MCDRAM has a number of on boot selectable modes. 16GB is only so much memory to go around. The critical point is that system RAM is directly connected via a 6 channel DDR4 memory. Would it not be awesome to see 6-channel memory in future Xeon E5 processors (hint?) The big bonus of this setup is that KNL gets more memory bandwidth and can avoid the PCIe bus. Essentially Intel is bypassing the Xeon E5 in today’s systems in many use cases. This is dedicated x86 + vector compute on one package.
Getting data to all of these cores is not a simple task. Not only is there MCDRAM, DDR4 DRAM but there is also the PCIe bus and 35 other Tiles that can be targets or senders of data.
Of course, since this is a HPC product, we need modes to deal with this amount of resources. The lower performance/ easier to understand model is All-to-All.
Quadrant keeps compute resources divided into four virtual quadrants.
The final mode is Sub-NUMA Clustering. Lower latency but needs to be enabled in software meaning higher implementation complexity.
Omni-Path is the result of IP acquisitions Intel made in the interconnect space. More or less, this is Intel’s answer to Infiniband. We will have more on Omni-Path very soon. One Knights Landing variant will have on-package (not on-die) Omni-Path. The asterisks around PCIe mean that there is a seperate die using a very low power PCIe like signaling standard. Intel can use lower power PCIe because it is such a short distance and on a known short PCB run. This is the equivalent to if today NVIDIA had a GPU with on-board Mellanox 100Gb dual port Infiniband controller on the same package.
Of course, Omni-Path has some interesting advantages but the integration is awesome when one remembers KNL can have its own DDR4 and run independent of a host Xeon E5 PCIe bus. Essentially we have three flavors: PCIe card based KNL for legacy deployments/ upgrades. A KNL with Omni-Path if you buy into the Omni-Path ecosystem and future. This is a standalone node in a system essentially. Finally the KNL standalone (self boot) option with PCIe. Although Intel probably does not want to advertise it as such, this is the option if you want to add Mellanox Infiniband adapters or (maybe) some sort of Ethernet adapter as part of your fabric.
Last but not least performance.

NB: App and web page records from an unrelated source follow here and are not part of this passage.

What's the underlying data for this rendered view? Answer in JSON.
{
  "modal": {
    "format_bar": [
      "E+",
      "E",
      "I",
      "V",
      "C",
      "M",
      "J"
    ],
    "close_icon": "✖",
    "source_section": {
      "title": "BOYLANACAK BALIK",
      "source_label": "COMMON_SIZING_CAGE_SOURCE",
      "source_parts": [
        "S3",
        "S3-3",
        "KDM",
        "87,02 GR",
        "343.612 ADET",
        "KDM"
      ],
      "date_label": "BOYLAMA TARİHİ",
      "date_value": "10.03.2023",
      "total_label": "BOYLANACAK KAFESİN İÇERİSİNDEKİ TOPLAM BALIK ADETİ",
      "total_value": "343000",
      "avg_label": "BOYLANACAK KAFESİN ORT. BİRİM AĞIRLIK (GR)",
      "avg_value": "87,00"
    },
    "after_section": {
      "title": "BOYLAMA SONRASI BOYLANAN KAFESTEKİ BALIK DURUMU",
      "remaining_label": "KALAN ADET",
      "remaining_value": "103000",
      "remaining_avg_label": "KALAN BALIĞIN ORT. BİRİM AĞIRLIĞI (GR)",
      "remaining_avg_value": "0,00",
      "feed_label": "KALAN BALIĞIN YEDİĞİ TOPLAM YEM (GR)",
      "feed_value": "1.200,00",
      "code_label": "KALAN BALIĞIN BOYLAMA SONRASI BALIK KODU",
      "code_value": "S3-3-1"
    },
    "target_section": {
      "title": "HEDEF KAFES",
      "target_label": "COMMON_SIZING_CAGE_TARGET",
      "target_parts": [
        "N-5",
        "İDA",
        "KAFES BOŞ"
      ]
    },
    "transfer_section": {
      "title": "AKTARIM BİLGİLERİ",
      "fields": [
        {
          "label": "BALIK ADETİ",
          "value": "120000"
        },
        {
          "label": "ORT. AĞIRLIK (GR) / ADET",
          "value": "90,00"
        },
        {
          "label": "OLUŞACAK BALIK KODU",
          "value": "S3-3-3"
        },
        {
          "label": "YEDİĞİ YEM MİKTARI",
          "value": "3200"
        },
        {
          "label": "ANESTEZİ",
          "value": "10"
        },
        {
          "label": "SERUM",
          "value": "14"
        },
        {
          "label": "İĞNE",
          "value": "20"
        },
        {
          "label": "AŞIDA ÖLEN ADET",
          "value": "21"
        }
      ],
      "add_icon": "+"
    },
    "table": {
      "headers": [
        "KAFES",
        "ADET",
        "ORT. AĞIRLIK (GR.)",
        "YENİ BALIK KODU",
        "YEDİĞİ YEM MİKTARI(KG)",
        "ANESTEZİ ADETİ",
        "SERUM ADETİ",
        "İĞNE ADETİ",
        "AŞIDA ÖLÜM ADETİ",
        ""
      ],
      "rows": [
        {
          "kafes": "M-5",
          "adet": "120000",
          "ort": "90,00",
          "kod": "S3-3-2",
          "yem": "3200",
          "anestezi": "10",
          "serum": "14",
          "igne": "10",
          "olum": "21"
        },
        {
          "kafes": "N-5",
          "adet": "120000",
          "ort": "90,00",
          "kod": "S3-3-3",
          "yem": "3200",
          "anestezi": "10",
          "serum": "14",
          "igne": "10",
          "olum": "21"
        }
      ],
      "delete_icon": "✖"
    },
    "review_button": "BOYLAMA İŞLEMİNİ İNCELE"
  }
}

Intel is very careful how they show figures but essentially 200w TDP KNL Xeon Phi is going to be faster in most highly parallel/ floating point operations than dual Xeon E5 processors with a combined TDP of 290w. Better performance per watt is frankly expected, otherwise we would not see the near ubiquity of GPU/ MIC compute in HPC these days.
First question – will we be trying to run Linux-Bench on this? Of course! In fact, if Intel’s binary compatible claims are true, it should just work. If you have ever tried porting x86 code to CUDA or ARM, code portability from a Xeon E5 system to a Xeon Phi is a big deal. If code indeed runs and then the task is then optimizing, that means your effective utilization of the system from day 1 is much higher. On the other hand, GPU compute took off over the past few years. As a result, Intel needs a really solid product now to stop losses to GPU vendors. Knights Landing will be a step in the correct direction. Time will tell how well KNL hits the mark. The integration with Omni-Path is interesting as is our first glimpse of a 6 channel DDR4 memory interface we will likely see in the not-to-distant Xeon E5 family.